What You Need To Know About Plagiocephaly
Although we always want our babies to be the picture of perfect health, it doesn't always end up that way. When you go to the doctor because you're worried about your young baby's health, it's not a great feeling. All the “what ifs” and questions can be terrifying.
If your baby has been diagnosed with positional flat head syndrome, here is everything you need to know.
What is flat head syndrome?
Medically called plagiocephaly, flat head syndrome occurs when a baby's head develops a flat spot like the name suggests. Since babies are born with pliable heads to allow them to move through the birth canal, it's OK to have a strange shape after birth.

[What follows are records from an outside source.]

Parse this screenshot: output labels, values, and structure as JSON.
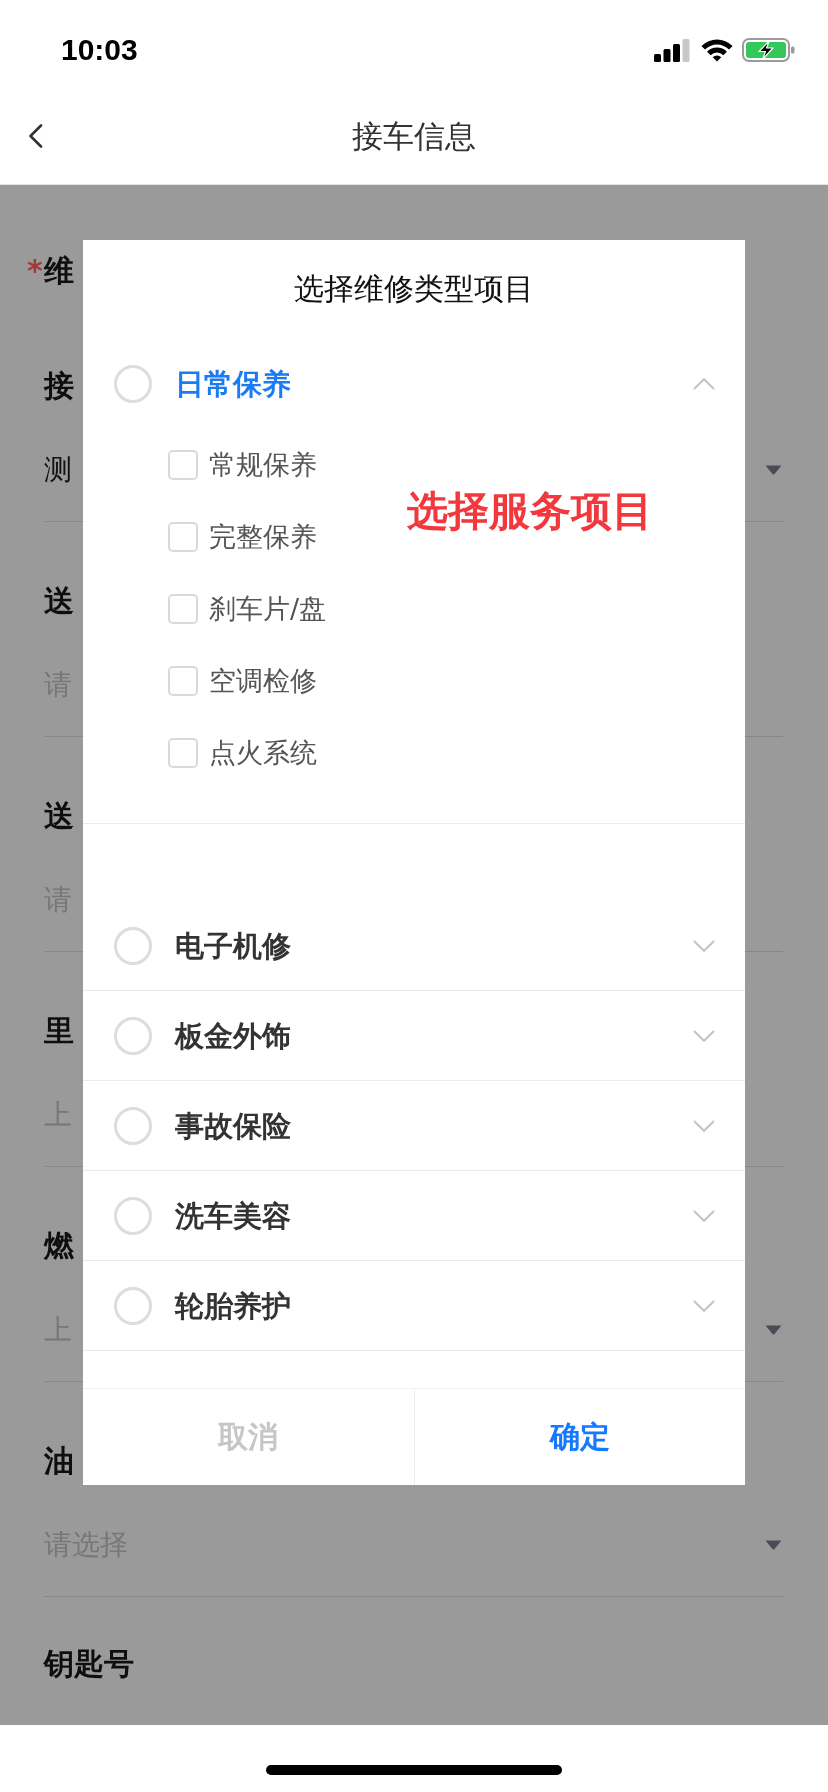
{
  "status_bar": {
    "time": "10:03"
  },
  "nav": {
    "title": "接车信息"
  },
  "form": {
    "sections": [
      {
        "label": "维",
        "required_mark": "*"
      },
      {
        "label": "接",
        "field": {
          "kind": "select",
          "value": "测"
        }
      },
      {
        "label": "送",
        "field": {
          "kind": "input",
          "placeholder": "请"
        }
      },
      {
        "label": "送",
        "field": {
          "kind": "input",
          "placeholder": "请"
        }
      },
      {
        "label": "里",
        "field": {
          "kind": "input",
          "placeholder": "上"
        }
      },
      {
        "label": "燃",
        "field": {
          "kind": "select",
          "placeholder": "上"
        }
      },
      {
        "label": "油",
        "field": {
          "kind": "select",
          "placeholder": "请选择"
        }
      },
      {
        "label": "钥匙号"
      }
    ]
  },
  "dialog": {
    "title": "选择维修类型项目",
    "groups": [
      {
        "label": "日常保养",
        "selected": false,
        "expanded": true,
        "children": [
          {
            "label": "常规保养",
            "checked": false
          },
          {
            "label": "完整保养",
            "checked": false
          },
          {
            "label": "刹车片/盘",
            "checked": false
          },
          {
            "label": "空调检修",
            "checked": false
          },
          {
            "label": "点火系统",
            "checked": false
          }
        ]
      },
      {
        "label": "电子机修",
        "selected": false,
        "expanded": false
      },
      {
        "label": "板金外饰",
        "selected": false,
        "expanded": false
      },
      {
        "label": "事故保险",
        "selected": false,
        "expanded": false
      },
      {
        "label": "洗车美容",
        "selected": false,
        "expanded": false
      },
      {
        "label": "轮胎养护",
        "selected": false,
        "expanded": false
      }
    ],
    "buttons": [
      {
        "kind": "cancel",
        "label": "取消"
      },
      {
        "kind": "confirm",
        "label": "确定"
      }
    ]
  },
  "annotation": {
    "text": "选择服务项目"
  }
}
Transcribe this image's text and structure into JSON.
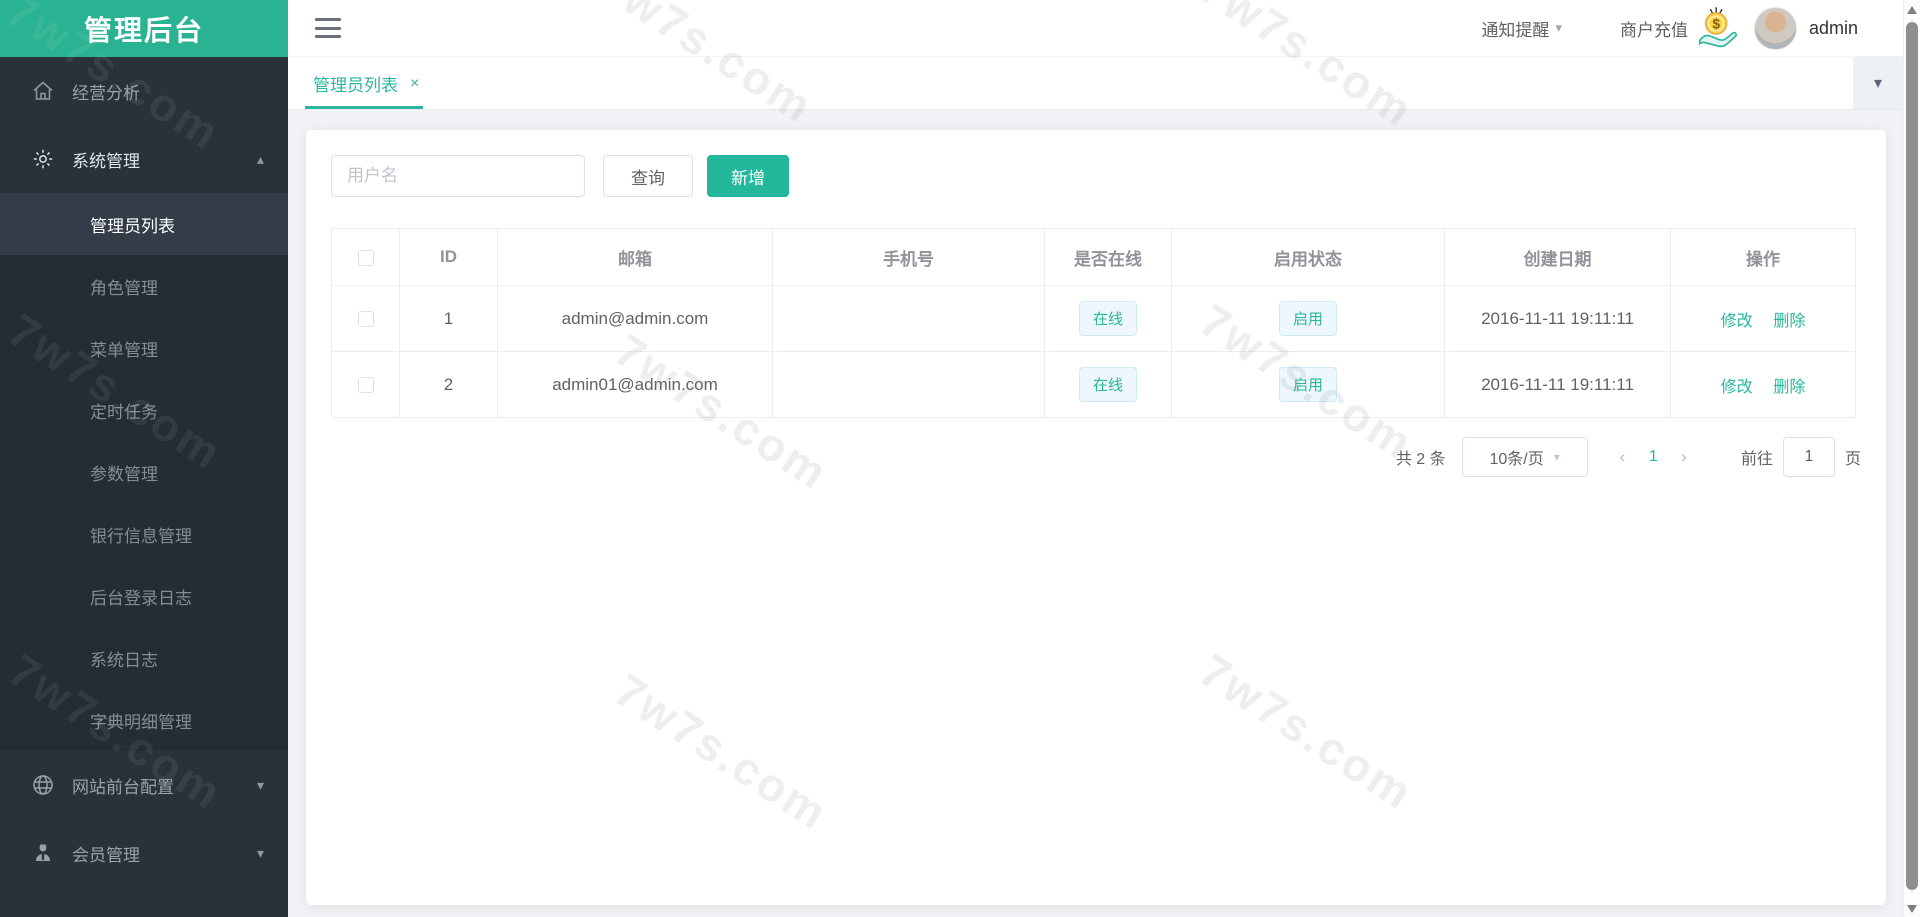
{
  "app": {
    "title": "管理后台"
  },
  "watermark": {
    "text": "7w7s.com"
  },
  "colors": {
    "brand_teal": "#2ab393",
    "button_teal": "#23b79c",
    "tab_teal": "#2cb5a0",
    "sidebar_bg": "#29323b",
    "submenu_bg": "#242d35",
    "active_item_bg": "#323d47",
    "badge_bg": "#edf7fd",
    "badge_border": "#d0e9f7",
    "badge_text": "#27b79b",
    "page_bg": "#f0f2f5"
  },
  "sidebar": {
    "logo": "管理后台",
    "item_analysis": "经营分析",
    "item_system": "系统管理",
    "submenu": [
      "管理员列表",
      "角色管理",
      "菜单管理",
      "定时任务",
      "参数管理",
      "银行信息管理",
      "后台登录日志",
      "系统日志",
      "字典明细管理"
    ],
    "item_frontend": "网站前台配置",
    "item_member": "会员管理"
  },
  "header": {
    "notify": "通知提醒",
    "recharge": "商户充值",
    "username": "admin"
  },
  "tabs": {
    "current": "管理员列表",
    "close": "×"
  },
  "toolbar": {
    "username_placeholder": "用户名",
    "search_label": "查询",
    "add_label": "新增"
  },
  "table": {
    "columns": [
      "ID",
      "邮箱",
      "手机号",
      "是否在线",
      "启用状态",
      "创建日期",
      "操作"
    ],
    "rows": [
      {
        "id": "1",
        "email": "admin@admin.com",
        "phone": "",
        "online": "在线",
        "status": "启用",
        "created": "2016-11-11 19:11:11"
      },
      {
        "id": "2",
        "email": "admin01@admin.com",
        "phone": "",
        "online": "在线",
        "status": "启用",
        "created": "2016-11-11 19:11:11"
      }
    ],
    "actions": {
      "edit": "修改",
      "delete": "删除"
    }
  },
  "pagination": {
    "total": "共 2 条",
    "page_size": "10条/页",
    "current": "1",
    "goto_label": "前往",
    "goto_value": "1",
    "page_unit": "页"
  }
}
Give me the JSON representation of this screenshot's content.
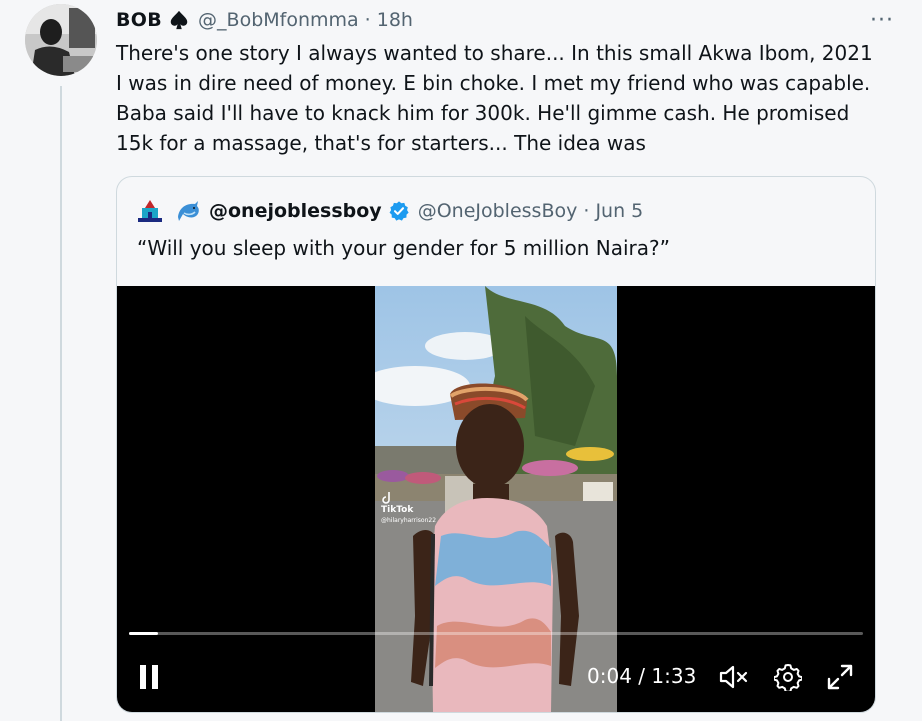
{
  "tweet": {
    "author_name": "BOB",
    "handle": "@_BobMfonmma",
    "time": "· 18h",
    "more_label": "···",
    "text": "There's one story I always wanted to share... In this small Akwa Ibom, 2021 I was in dire need of money. E bin choke. I met my friend who was capable. Baba said I'll have to knack him for 300k. He'll gimme cash. He promised 15k for a massage, that's for starters... The idea was"
  },
  "quote": {
    "name": "@onejoblessboy",
    "handle": "@OneJoblessBoy",
    "time": "· Jun 5",
    "text": "“Will you sleep with your gender for 5 million Naira?”"
  },
  "video": {
    "watermark": "TikTok",
    "watermark_user": "@hilaryharrison22",
    "current_time": "0:04",
    "time_separator": "/",
    "duration": "1:33",
    "progress": 0.04
  },
  "icons": [
    "spade-icon",
    "verified-badge-icon",
    "dolphin-icon",
    "pause-icon",
    "mute-icon",
    "settings-icon",
    "fullscreen-icon"
  ],
  "colors": {
    "text": "#0f1419",
    "secondary": "#536471",
    "verified": "#1d9bf0",
    "background": "#f6f7f9",
    "border": "#cfd9de"
  }
}
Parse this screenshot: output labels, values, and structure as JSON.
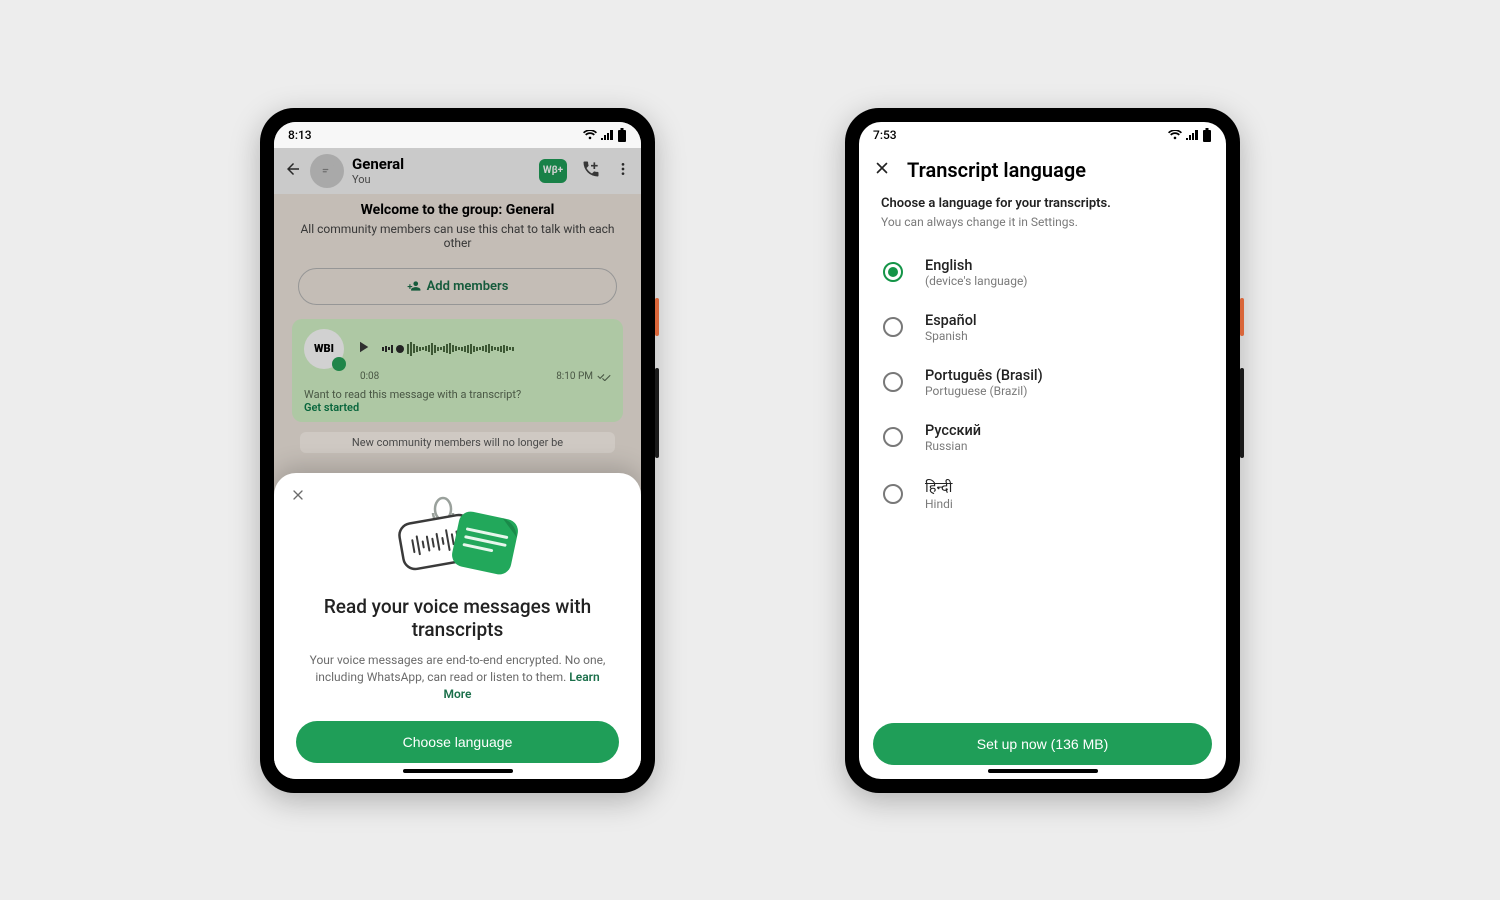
{
  "phone1": {
    "status_time": "8:13",
    "chat": {
      "title": "General",
      "subtitle": "You",
      "welcome_title": "Welcome to the group: General",
      "welcome_body": "All community members can use this chat to talk with each other",
      "add_members_label": "Add members",
      "voice": {
        "avatar_text": "WBI",
        "duration": "0:08",
        "timestamp": "8:10 PM",
        "question": "Want to read this message with a transcript?",
        "get_started": "Get started"
      },
      "system_msg": "New community members will no longer be"
    },
    "sheet": {
      "title": "Read your voice messages with transcripts",
      "body": "Your voice messages are end-to-end encrypted. No one, including WhatsApp, can read or listen to them.",
      "learn_more": "Learn More",
      "button": "Choose language"
    }
  },
  "phone2": {
    "status_time": "7:53",
    "header": "Transcript language",
    "lead": "Choose a language for your transcripts.",
    "sub": "You can always change it in Settings.",
    "languages": [
      {
        "name": "English",
        "sub": "(device's language)",
        "selected": true
      },
      {
        "name": "Español",
        "sub": "Spanish",
        "selected": false
      },
      {
        "name": "Português (Brasil)",
        "sub": "Portuguese (Brazil)",
        "selected": false
      },
      {
        "name": "Русский",
        "sub": "Russian",
        "selected": false
      },
      {
        "name": "हिन्दी",
        "sub": "Hindi",
        "selected": false
      }
    ],
    "button": "Set up now (136 MB)"
  }
}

But typically, that resolves within six weeks, according to Women's and Children's Health Network. Flat head syndrome occurs after that when a baby's head presents a flat spot or is misshapen.
How does it happen?
According to Kids Health, positional flat head syndrome can be the result of how baby sleeps. “Flat head syndrome usually occurs when a baby sleeps in the same position most of the time or because of problems with the neck muscles,” they write.
If your baby sleeps through the night (I'm jealous if they do), the pressure of lying on the back of their head can cause their head to flatten in one spot.
It can also be the result of torticollis, stiff neck muscles that could have developed in the womb if you were pregnant with twins, your baby was breech, or if they were lodged up in your ribs (ouch!). Doctors can typically diagnose just by looking at your baby's head shape and growth.
How is it treated?
Some doctors recommend a wait-and-see approach after a few months of increasing tummy time and repositioning the baby's head while they sleep. Alternating where they sleep in their crib or bed can encourage them to move their head more, and tummy time can help work up their neck muscles and help if torticollis is present.
If after a few months those methods don't work, Kids Health says some doctors may prescribe “a custom-molded helmet or head band,” but they warn of the dangers of using these devices without the supervision of a physician.
A report published in a May 2014 issue of BMJ shares results of a study that showed the helmets may not make much of a difference in the long term.
“Starting when they were 6 months old, half of the babies wore a custom-made, rigid, closely fitting helmet for 23 hours a day over six months. The others received no treatment. By the time the children were 2 years old, there was no significant difference in the degree of improvement in head shape between the two groups, nor in the number of them who made a full recovery to normal head shape.”
What does long-term look like?
The long-term outlook for babies diagnosed with positional flat head syndrome is excellent. When your baby starts rolling over and sitting up, their flat spot won't get any worse, and whether treatment was sought through at-home measures or the use of a helmet, most children have perfectly round heads.
Did your baby have flat head syndrome? Share in the comments!Read More